The No. 3 overall draft pick from USC officially became a contract holdout when the team began its first practice of the summer Friday without its prized rookie quarterback.
“He’s not here,” coach Todd Bowles said, “so I’m coaching the other  guys.”
Under the NFL’s labor agreement, contract holdouts by rookies are uncommon because deals are slotted based on draft position. Darnold will receive a four-year, fully guaranteed contract worth $30.247 million, including a $20-million signing bonus.
The dispute seems to hang on contract language. If a player is cut during his rookie contract, offset language provides the team with financial protection. Not having offset language allows a player to receive his salary from the team that cut him, as well as get paid by another team that signs him.
Offset language is common in rookie deals. Both Baker Mayfield, the No. 1 overall pick by Cleveland, and Josh Allen, seventh overall by Buffalo — the quarterbacks drafted before and after Darnold — have offsets in their contracts.
Lee: I’m no snake
Dallas Cowboys linebacker Sean Lee fired back at free-agent receiver Dez Bryant after his former teammate called him a “snake” on Twitter while suggesting Lee played a role in the club’s decision to release its career leader in touchdown catches.

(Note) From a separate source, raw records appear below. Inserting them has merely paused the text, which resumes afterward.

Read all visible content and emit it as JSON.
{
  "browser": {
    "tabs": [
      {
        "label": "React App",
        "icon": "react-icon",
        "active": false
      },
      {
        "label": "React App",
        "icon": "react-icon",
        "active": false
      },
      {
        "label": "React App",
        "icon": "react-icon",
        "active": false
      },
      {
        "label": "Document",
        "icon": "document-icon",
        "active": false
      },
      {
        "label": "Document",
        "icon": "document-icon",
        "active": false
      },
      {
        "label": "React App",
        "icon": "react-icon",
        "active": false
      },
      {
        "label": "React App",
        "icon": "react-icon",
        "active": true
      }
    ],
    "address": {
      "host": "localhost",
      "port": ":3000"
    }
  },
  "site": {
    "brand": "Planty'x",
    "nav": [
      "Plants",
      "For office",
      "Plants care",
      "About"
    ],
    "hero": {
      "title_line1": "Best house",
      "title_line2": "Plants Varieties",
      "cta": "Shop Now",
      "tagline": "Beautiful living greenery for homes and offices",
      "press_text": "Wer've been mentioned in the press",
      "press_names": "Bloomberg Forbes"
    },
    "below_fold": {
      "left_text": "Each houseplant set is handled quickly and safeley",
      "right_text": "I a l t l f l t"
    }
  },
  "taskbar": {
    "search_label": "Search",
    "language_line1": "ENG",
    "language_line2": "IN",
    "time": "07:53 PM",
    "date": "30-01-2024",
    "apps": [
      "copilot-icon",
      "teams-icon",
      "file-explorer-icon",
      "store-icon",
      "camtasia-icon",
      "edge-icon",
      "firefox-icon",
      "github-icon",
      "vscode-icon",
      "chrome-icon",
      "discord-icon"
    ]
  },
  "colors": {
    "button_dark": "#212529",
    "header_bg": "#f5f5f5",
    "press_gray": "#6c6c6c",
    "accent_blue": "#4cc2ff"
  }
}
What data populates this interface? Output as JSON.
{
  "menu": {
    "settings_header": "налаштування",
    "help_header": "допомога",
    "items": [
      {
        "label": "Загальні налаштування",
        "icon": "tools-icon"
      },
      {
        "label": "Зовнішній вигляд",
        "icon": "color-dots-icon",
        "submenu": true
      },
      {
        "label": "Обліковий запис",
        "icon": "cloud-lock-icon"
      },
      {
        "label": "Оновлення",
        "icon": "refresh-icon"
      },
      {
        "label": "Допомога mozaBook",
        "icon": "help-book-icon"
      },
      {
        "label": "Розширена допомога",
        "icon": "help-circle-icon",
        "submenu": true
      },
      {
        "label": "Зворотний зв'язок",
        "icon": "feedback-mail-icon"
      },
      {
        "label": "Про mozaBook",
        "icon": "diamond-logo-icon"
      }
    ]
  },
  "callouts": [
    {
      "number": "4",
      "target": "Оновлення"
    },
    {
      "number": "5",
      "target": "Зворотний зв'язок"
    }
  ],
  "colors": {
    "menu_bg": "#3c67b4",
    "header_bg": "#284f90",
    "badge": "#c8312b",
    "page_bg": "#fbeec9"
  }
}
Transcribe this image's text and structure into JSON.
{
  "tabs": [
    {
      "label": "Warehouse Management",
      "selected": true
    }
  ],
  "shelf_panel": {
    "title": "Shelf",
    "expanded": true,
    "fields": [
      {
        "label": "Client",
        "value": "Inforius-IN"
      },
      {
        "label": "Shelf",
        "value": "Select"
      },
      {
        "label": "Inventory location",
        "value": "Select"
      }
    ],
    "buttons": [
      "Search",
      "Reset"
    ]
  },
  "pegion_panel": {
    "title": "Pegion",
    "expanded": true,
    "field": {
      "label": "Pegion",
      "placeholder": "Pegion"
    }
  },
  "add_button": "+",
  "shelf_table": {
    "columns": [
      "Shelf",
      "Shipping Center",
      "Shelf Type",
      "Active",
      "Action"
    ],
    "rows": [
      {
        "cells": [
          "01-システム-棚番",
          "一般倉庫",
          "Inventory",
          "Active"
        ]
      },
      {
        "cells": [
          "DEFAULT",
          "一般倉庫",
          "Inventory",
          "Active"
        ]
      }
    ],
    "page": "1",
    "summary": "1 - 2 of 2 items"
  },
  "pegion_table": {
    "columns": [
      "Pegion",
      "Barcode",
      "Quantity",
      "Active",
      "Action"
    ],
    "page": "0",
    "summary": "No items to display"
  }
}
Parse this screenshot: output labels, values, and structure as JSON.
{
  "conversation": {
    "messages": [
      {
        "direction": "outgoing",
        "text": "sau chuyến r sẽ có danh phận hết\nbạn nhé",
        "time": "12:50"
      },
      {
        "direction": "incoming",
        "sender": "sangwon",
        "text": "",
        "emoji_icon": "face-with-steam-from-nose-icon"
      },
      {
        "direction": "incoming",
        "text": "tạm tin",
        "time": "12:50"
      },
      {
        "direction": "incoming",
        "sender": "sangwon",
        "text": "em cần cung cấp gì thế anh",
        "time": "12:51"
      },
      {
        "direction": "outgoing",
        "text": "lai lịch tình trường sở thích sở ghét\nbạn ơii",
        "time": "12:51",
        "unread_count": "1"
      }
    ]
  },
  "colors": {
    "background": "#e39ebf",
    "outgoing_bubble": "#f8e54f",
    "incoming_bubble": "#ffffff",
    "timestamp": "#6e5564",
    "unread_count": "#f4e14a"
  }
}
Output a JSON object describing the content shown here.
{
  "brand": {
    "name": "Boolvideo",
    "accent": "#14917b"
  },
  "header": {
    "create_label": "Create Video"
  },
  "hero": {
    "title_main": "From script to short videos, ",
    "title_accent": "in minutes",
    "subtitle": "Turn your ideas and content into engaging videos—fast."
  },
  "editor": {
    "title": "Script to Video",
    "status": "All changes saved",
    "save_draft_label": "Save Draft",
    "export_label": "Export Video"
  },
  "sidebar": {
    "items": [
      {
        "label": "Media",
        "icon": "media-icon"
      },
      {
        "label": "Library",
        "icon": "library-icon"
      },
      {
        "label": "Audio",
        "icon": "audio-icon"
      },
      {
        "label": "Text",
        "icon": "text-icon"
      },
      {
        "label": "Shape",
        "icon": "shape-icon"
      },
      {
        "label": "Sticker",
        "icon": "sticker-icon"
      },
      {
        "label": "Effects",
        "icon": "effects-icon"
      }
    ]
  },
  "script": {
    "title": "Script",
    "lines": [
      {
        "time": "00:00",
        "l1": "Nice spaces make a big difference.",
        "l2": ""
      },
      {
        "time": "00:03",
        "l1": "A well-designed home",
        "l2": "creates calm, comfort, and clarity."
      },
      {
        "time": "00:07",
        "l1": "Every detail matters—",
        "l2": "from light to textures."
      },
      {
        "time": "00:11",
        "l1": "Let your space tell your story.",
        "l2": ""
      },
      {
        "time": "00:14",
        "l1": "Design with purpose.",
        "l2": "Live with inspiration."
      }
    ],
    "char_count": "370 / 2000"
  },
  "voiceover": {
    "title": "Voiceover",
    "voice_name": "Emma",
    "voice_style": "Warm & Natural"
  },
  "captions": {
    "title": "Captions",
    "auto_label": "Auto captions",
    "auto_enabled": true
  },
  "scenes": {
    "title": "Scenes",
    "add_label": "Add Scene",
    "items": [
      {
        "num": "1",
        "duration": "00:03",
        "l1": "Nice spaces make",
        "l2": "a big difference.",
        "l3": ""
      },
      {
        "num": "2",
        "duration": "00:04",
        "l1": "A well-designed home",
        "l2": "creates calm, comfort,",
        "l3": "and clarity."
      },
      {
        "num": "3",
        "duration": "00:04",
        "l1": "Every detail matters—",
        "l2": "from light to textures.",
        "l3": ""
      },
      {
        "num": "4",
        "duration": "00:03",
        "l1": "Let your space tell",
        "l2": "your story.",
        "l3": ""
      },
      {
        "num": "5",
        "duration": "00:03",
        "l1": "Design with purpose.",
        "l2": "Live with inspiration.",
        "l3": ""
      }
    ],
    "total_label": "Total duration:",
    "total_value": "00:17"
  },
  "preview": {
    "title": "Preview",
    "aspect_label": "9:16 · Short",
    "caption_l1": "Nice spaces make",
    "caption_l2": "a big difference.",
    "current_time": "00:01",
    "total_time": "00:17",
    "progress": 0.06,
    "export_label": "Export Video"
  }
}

“First thing, to say that I can get anybody off the team and have any input on a roster is absurd,” Lee said. “The second thing, I love Dez and I want the best for him.”